What did I want to be? I wanted to be rich and successful of course! -- wasn't that every teen's dream. We wanted things, nice things but I didn't know how to get there but somehow I saw that in my future. I didn't have a platform or foundation to pave the way. When you grow up from a first generation immigrant household, you were always told to stay in school and study hard -- well that's what my parent enforced upon me instead of telling me to follow my dreams and do what I love. Following my dreams was chasing a fantasy to my parents. My parents barely made it primary school but somehow they knew that doctors, lawyers and businessmen was where success was found; these were professions they experienced personally and what they identified to success.

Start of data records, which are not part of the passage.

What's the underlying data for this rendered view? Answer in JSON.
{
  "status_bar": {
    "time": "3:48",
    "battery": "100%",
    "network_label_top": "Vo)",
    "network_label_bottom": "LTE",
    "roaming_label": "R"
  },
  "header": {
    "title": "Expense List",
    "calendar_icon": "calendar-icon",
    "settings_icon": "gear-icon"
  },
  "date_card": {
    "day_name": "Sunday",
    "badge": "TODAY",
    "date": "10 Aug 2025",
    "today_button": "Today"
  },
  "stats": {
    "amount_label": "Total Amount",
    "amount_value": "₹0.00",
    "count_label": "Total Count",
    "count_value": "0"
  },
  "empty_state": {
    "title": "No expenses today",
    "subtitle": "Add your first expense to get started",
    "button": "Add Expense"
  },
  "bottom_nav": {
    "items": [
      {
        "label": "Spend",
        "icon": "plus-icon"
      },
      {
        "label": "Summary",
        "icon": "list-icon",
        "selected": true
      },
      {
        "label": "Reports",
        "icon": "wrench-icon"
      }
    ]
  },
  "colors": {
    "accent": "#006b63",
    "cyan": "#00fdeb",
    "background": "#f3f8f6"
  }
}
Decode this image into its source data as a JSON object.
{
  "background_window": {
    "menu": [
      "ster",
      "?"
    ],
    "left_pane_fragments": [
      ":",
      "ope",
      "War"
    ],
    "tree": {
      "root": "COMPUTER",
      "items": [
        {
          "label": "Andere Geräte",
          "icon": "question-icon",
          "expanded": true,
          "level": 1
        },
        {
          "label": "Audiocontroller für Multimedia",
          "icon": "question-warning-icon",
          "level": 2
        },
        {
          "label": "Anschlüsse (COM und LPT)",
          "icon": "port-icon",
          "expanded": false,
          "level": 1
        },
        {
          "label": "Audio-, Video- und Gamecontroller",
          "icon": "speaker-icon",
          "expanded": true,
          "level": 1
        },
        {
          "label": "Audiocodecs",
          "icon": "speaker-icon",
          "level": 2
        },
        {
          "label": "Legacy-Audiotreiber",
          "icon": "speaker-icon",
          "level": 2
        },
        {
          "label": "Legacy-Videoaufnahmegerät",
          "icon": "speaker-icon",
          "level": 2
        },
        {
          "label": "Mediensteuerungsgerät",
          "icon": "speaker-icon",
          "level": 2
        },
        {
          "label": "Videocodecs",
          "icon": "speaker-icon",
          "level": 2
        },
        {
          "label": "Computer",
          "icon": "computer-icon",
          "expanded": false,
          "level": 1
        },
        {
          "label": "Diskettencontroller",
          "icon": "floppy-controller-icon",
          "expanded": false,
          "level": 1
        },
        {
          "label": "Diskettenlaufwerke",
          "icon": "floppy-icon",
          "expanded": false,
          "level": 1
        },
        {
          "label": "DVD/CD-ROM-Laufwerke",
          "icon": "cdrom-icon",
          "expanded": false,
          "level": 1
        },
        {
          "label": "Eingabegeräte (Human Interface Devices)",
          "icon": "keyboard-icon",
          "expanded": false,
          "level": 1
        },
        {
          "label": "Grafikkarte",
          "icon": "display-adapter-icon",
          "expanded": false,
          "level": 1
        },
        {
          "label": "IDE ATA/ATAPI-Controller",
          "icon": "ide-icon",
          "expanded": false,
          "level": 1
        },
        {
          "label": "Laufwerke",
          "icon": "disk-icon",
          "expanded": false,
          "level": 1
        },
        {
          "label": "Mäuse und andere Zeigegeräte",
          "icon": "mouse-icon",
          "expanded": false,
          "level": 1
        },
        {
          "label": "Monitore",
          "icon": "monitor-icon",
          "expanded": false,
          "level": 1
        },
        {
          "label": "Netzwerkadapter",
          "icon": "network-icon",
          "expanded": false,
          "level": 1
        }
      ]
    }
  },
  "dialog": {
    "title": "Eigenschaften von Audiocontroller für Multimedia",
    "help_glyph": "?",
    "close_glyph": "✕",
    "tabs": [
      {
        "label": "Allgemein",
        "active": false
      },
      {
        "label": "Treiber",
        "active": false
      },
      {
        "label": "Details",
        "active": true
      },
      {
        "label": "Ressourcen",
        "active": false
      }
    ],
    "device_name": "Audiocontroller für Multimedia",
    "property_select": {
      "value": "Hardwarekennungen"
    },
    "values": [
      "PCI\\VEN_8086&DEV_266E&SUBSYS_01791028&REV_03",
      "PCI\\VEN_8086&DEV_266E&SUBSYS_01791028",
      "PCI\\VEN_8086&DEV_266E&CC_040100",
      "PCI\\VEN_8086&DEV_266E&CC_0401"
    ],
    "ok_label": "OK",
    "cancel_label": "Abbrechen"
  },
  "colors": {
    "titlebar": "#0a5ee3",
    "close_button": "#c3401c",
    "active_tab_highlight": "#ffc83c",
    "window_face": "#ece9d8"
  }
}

I wanted to be an artist, I am really good at drawing and tracing graphics, my penmanship is incredible-- fonts are cooool. I wanted to make music because I love beats and even more when the lyrics flow so well together to make a cohesive song, AMAZING! At the time, my first big investment was a boombox (do they still exist?) and I was so excited when I was able to afford CDs instead of cassettes. Making a mixed CD was the cooolest -- a whole CD with only slow jams ---yasss! I wanted be a tattoo artist. I found myself doodling on my arms and ankles, it was those black gel pens that made the ink so vibrant and real. I was pretty crafty too -- I always find myself making things or turning nothing into a something, remember how expensive Barbie clothes were? The list goes on and on.
The strange thing was that when I was asked what I wanted to be, I recall saying I wanted to work in real estate and only knowing that you sold homes to make money. I had no background about Real Estate but I like the idea of homes and making sales...hah! As you can see, my parent's belief instilled the idea of success being something that was known in the world.
I guess I was a DREAMER when I was 15.
(article also found on LinkedIn)